## TASK TO COMPLETE
Every record must come back exactly as given.

## DATA IN THIS EXERCISE

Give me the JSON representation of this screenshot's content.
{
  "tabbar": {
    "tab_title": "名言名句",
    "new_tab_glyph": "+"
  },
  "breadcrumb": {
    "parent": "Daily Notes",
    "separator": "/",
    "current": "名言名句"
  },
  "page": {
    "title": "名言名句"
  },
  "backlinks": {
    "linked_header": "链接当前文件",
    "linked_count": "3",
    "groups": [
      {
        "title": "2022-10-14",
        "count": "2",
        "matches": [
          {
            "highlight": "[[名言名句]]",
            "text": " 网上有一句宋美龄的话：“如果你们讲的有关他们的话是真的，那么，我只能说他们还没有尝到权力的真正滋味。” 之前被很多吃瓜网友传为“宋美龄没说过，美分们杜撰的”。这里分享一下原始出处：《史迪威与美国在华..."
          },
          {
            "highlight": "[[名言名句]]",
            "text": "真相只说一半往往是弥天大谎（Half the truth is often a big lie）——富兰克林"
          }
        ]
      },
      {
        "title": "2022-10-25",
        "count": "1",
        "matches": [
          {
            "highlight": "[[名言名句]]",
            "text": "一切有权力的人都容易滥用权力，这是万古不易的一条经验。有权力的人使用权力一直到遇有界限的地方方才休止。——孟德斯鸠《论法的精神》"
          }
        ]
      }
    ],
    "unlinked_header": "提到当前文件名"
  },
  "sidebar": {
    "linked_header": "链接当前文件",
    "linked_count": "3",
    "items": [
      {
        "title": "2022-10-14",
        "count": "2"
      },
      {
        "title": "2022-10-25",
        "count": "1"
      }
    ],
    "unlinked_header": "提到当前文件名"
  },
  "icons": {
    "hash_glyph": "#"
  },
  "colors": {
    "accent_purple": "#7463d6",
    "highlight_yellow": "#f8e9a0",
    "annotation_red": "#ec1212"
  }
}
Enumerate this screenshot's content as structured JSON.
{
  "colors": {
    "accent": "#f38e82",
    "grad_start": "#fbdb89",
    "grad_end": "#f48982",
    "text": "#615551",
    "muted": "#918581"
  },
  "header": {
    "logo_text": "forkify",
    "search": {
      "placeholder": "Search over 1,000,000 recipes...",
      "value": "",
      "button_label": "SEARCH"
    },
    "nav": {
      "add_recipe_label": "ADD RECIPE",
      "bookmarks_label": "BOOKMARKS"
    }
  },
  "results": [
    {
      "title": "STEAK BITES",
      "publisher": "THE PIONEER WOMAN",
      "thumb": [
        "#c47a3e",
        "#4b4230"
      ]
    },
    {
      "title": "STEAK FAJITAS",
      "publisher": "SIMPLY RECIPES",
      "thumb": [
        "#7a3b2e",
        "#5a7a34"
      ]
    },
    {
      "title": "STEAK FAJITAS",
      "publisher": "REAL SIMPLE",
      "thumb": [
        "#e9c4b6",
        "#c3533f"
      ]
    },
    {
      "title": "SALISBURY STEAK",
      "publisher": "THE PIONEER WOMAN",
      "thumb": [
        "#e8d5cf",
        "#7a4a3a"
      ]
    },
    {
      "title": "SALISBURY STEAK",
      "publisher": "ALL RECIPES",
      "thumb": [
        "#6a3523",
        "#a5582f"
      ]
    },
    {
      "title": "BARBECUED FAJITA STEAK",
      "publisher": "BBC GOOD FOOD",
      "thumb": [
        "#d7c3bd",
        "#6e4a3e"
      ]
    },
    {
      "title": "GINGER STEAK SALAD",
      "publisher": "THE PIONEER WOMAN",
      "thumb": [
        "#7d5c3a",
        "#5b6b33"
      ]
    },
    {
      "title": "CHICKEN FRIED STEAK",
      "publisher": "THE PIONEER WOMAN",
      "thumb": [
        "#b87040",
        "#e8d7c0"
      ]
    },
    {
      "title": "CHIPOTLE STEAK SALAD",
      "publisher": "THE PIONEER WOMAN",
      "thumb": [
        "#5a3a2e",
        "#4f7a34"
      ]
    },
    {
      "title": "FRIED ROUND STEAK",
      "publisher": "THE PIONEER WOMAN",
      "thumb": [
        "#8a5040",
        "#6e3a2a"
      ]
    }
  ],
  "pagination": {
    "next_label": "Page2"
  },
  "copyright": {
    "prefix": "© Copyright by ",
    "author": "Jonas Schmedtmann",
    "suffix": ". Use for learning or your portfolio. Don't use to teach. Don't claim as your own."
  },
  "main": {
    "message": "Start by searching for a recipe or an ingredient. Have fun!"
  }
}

## SOLUTION TO THE PROBLEM
Give me the JSON representation of this screenshot's content.
{
  "tabbar": {
    "tab_title": "名言名句",
    "new_tab_glyph": "+"
  },
  "breadcrumb": {
    "parent": "Daily Notes",
    "separator": "/",
    "current": "名言名句"
  },
  "page": {
    "title": "名言名句"
  },
  "backlinks": {
    "linked_header": "链接当前文件",
    "linked_count": "3",
    "groups": [
      {
        "title": "2022-10-14",
        "count": "2",
        "matches": [
          {
            "highlight": "[[名言名句]]",
            "text": " 网上有一句宋美龄的话：“如果你们讲的有关他们的话是真的，那么，我只能说他们还没有尝到权力的真正滋味。” 之前被很多吃瓜网友传为“宋美龄没说过，美分们杜撰的”。这里分享一下原始出处：《史迪威与美国在华..."
          },
          {
            "highlight": "[[名言名句]]",
            "text": "真相只说一半往往是弥天大谎（Half the truth is often a big lie）——富兰克林"
          }
        ]
      },
      {
        "title": "2022-10-25",
        "count": "1",
        "matches": [
          {
            "highlight": "[[名言名句]]",
            "text": "一切有权力的人都容易滥用权力，这是万古不易的一条经验。有权力的人使用权力一直到遇有界限的地方方才休止。——孟德斯鸠《论法的精神》"
          }
        ]
      }
    ],
    "unlinked_header": "提到当前文件名"
  },
  "sidebar": {
    "linked_header": "链接当前文件",
    "linked_count": "3",
    "items": [
      {
        "title": "2022-10-14",
        "count": "2"
      },
      {
        "title": "2022-10-25",
        "count": "1"
      }
    ],
    "unlinked_header": "提到当前文件名"
  },
  "icons": {
    "hash_glyph": "#"
  },
  "colors": {
    "accent_purple": "#7463d6",
    "highlight_yellow": "#f8e9a0",
    "annotation_red": "#ec1212"
  }
}
Enumerate this screenshot's content as structured JSON.
{
  "colors": {
    "accent": "#f38e82",
    "grad_start": "#fbdb89",
    "grad_end": "#f48982",
    "text": "#615551",
    "muted": "#918581"
  },
  "header": {
    "logo_text": "forkify",
    "search": {
      "placeholder": "Search over 1,000,000 recipes...",
      "value": "",
      "button_label": "SEARCH"
    },
    "nav": {
      "add_recipe_label": "ADD RECIPE",
      "bookmarks_label": "BOOKMARKS"
    }
  },
  "results": [
    {
      "title": "STEAK BITES",
      "publisher": "THE PIONEER WOMAN",
      "thumb": [
        "#c47a3e",
        "#4b4230"
      ]
    },
    {
      "title": "STEAK FAJITAS",
      "publisher": "SIMPLY RECIPES",
      "thumb": [
        "#7a3b2e",
        "#5a7a34"
      ]
    },
    {
      "title": "STEAK FAJITAS",
      "publisher": "REAL SIMPLE",
      "thumb": [
        "#e9c4b6",
        "#c3533f"
      ]
    },
    {
      "title": "SALISBURY STEAK",
      "publisher": "THE PIONEER WOMAN",
      "thumb": [
        "#e8d5cf",
        "#7a4a3a"
      ]
    },
    {
      "title": "SALISBURY STEAK",
      "publisher": "ALL RECIPES",
      "thumb": [
        "#6a3523",
        "#a5582f"
      ]
    },
    {
      "title": "BARBECUED FAJITA STEAK",
      "publisher": "BBC GOOD FOOD",
      "thumb": [
        "#d7c3bd",
        "#6e4a3e"
      ]
    },
    {
      "title": "GINGER STEAK SALAD",
      "publisher": "THE PIONEER WOMAN",
      "thumb": [
        "#7d5c3a",
        "#5b6b33"
      ]
    },
    {
      "title": "CHICKEN FRIED STEAK",
      "publisher": "THE PIONEER WOMAN",
      "thumb": [
        "#b87040",
        "#e8d7c0"
      ]
    },
    {
      "title": "CHIPOTLE STEAK SALAD",
      "publisher": "THE PIONEER WOMAN",
      "thumb": [
        "#5a3a2e",
        "#4f7a34"
      ]
    },
    {
      "title": "FRIED ROUND STEAK",
      "publisher": "THE PIONEER WOMAN",
      "thumb": [
        "#8a5040",
        "#6e3a2a"
      ]
    }
  ],
  "pagination": {
    "next_label": "Page2"
  },
  "copyright": {
    "prefix": "© Copyright by ",
    "author": "Jonas Schmedtmann",
    "suffix": ". Use for learning or your portfolio. Don't use to teach. Don't claim as your own."
  },
  "main": {
    "message": "Start by searching for a recipe or an ingredient. Have fun!"
  }
}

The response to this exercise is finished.